Judgment No. 4233
The complaint is dismissed, as is the OIE’s counterclaim.
The complainant challenges the decision not to award him compensation for the moral harassment which he alleges he has suffered.
harassment; complaint dismissed
It is well established that an international organisation has a duty to its staff members to investigate claims of harassment thoroughly and objectively (see, for example, Judgments 3071, consideration 36, 3314, consideration 14, 3337, consideration 11, and 4013, consideration 10). The OIE is under such an obligation even though the existing rules do not provide for any specific procedure to deal with harassment complaints. Indeed, it would be desirable for the Organisation to address this matter and to adopt such a procedure, possibly drawing on those which exist in most international organisations and on the case law of the Tribunal.
Jugement(s) TAOIT: 3071, 3314, 3337, 4013
inquiry; harassment; rules of the organisation; investigation
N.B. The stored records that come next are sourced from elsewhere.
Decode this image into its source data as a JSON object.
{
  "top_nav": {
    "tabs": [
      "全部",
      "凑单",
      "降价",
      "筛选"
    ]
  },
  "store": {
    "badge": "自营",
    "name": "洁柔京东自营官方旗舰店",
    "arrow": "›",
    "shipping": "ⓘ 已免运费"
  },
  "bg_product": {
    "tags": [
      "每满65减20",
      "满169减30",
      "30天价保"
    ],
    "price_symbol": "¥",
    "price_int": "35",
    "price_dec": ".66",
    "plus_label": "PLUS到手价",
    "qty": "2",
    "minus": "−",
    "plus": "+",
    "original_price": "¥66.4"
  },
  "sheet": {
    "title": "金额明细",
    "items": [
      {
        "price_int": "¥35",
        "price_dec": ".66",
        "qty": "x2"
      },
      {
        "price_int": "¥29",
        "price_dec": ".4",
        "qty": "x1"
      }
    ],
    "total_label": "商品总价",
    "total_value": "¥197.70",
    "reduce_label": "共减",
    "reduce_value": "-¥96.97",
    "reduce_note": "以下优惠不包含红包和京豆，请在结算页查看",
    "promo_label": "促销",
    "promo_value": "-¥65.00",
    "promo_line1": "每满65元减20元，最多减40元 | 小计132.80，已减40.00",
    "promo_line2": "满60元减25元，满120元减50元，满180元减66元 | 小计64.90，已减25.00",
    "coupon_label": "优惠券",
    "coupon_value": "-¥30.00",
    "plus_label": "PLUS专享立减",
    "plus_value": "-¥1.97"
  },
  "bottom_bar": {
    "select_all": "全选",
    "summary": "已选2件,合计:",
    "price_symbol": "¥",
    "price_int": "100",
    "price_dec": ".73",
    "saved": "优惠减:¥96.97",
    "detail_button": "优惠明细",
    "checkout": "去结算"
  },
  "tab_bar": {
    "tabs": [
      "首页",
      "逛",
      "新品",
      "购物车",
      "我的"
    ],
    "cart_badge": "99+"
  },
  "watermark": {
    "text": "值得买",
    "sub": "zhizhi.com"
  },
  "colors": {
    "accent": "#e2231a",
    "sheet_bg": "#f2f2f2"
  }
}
Under the Tribunal’s case law, harassment can be the cumulative effect of a series of actions which, in isolation, might not be viewed as harassment (see, for example, Judgments 3485, consideration 6, 3599, consideration 4, and 4034, consideration 16) even if they were not challenged at the time of the events (see Judgment 3841, consideration 6). However, firstly, the person alleging harassment bears the burden of proving the allegation (see Judgments 2067, consideration 5, 2100, consideration 13, 2370, consideration 9, and 2406, consideration 13) and, secondly, the only actions which can be said to constitute harassment are those for which there is no reasonable explanation (see Judgments 2370, consideration 17, 2524, consideration 25, 3447, consideration 9, 3996, consideration 7B, 4038, consideration 18, and 4108, consideration 7).
Jugement(s) TAOIT: 2067, 2100, 2370, 2406, 2524, 3447, 3485, 3599, 3841, 3996, 4034, 4038, 4108
burden of proof; harassment
The OIE’s counterclaim for costs must also be dismissed since the complaint is not vexatious.